Walker agrees: “Federations that have governance changing every two or three years are not effective. How can you make decisions that need to be made daily, weekly, monthly, if you’re governance structure only allows you to make serious decisions once a year or every two years?”

If some trade associations are hampered by their unwieldy structures, they are, at least, set up to influence policymakers and tend to have experienced business people sitting on the board.

“Medical or individual professional member associations tend to be much slower to react to events,” says Walker, “and the governance doesn’t necessarily have the skill-set to be managing large, complex organisations – they are there because they are a good engineer or a good doctor.”

Soudain says he has seen various trends, which suggests the old structures are being supplanted.

“When the corporate world wants to go fast it may decide to create its own vehicles to influence policy by setting up its own trade associations at European level without involving the national associations, and we can see this with the creation of the 5GAA – the 5G Automotive Association, which was set up to bring together car makers and telecoms companies to make travel safer. There’s another trend when existing associations want to go fast in influencing a certain area of policy they form for agile campaign, in order to push the EU to act.  But another trend we are seeing when it comes to new sectors or sectors that the EU deems to be strategically important, is that it is the EU itself, the commissioners, who are often behind creating the sector association.”

Cunningham says associations need to be thinking about how they can engage their members in a way that affects change.

“It would be good to see more movement in associations, in terms of giving younger members, but not just younger members, a real voice. Setting up task forces, for example, where people can affect change, so it’s not about the old power set-up with the volunteer board but giving everyone throughout the association community the opportunity to have a say, so they feel more empowered. People want to work in an environment where they feel they are making difference.”

Besides structural reform, there is consensus that associations need to become ‘better communicators’ or more ‘media savvy’ if they are to fulfill their potential as policy-shapers.

Says Walker: “Associations don’t use the media as much as they should.
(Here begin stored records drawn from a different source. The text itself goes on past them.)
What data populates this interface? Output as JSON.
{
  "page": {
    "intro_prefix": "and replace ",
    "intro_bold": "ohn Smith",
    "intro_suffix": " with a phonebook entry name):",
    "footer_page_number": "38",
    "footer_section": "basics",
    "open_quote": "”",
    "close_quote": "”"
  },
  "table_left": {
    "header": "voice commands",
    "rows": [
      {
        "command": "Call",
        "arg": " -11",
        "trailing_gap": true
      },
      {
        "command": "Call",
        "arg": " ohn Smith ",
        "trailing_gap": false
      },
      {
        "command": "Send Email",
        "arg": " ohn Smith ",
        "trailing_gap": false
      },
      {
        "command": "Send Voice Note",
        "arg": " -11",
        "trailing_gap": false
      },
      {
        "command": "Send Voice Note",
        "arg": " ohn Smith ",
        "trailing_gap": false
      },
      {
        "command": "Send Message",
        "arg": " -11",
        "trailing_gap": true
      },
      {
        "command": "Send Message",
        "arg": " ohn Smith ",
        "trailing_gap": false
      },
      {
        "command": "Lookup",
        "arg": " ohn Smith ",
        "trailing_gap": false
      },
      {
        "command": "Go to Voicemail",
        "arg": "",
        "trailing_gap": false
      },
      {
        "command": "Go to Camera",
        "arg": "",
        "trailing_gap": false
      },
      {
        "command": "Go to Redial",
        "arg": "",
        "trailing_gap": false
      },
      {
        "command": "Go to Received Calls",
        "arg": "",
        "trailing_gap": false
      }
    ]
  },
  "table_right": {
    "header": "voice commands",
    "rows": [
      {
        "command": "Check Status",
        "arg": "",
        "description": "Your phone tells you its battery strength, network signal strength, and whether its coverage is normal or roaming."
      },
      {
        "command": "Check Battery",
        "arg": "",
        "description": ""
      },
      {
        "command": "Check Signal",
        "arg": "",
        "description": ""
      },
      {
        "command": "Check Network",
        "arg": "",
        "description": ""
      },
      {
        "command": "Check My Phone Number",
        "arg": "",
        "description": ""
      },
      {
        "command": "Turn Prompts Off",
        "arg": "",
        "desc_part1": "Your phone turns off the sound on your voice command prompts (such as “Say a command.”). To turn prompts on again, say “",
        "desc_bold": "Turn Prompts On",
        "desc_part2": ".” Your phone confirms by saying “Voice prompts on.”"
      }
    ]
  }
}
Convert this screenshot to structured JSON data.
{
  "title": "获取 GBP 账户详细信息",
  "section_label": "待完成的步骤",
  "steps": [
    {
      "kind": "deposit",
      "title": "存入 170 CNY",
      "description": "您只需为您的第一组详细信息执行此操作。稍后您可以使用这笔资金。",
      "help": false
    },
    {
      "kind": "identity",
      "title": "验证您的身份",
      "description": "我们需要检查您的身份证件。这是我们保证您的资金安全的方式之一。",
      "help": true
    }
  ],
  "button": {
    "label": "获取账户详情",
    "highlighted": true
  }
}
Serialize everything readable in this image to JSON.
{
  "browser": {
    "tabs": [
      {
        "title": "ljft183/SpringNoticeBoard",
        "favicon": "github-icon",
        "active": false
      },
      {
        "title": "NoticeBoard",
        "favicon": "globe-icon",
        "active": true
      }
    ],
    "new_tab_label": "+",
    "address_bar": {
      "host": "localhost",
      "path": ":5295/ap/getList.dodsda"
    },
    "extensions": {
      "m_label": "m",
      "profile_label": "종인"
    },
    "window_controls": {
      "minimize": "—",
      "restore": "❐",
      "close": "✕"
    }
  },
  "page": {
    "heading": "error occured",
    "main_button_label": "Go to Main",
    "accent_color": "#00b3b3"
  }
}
They are not using their communications or public relations departments, if they have them, to full effect. It’s one thing to have your own advocacy and lobbying efforts but the reality is, without that pressure, that so often comes from the media and public awareness about issues, you might not get very far.”

This depends on the association having a cause the public is sympathetic towards, of course.

“Too much visible lobbying can be seen as not very positive,” cautions Soudain. “So that’s why a lot of associations tend to do their advocacy programme, but without using the media too much.”

Meetings are still the main vehicle for most associations to engage with their members and raise awareness of their goals and objectives, but here, too, there is work to be done.

Says Cunningham: “Meetings will need to be more compelling. There needs to be ‘the reason why I need to be there’. Who am I going to meet and what is the intended outcome of my attending? The formats of meetings will change. Not so many ‘talk from the front’ style sessions, but more facilitated engagement to ensure that people are getting what they need.”

Sirk concludes: “I have one hope for the future and that’s that we become much better at measuring and communicating the impact of our events, finding metrics that are able to look at ‘problems solved’, ‘healthcare solutions found, lives saved. It’s very tricky, but before COVID-19 hit there were a lot of initiatives moving in this direction. And as we rebuild if we don’t focus on the impacts then we won’t get the support that’s necessary. I’m optimistic that the smart associations are going to embrace this whole area. They will realise that if their meetings aren’t solving problems then there is no reason for that meeting to exist.”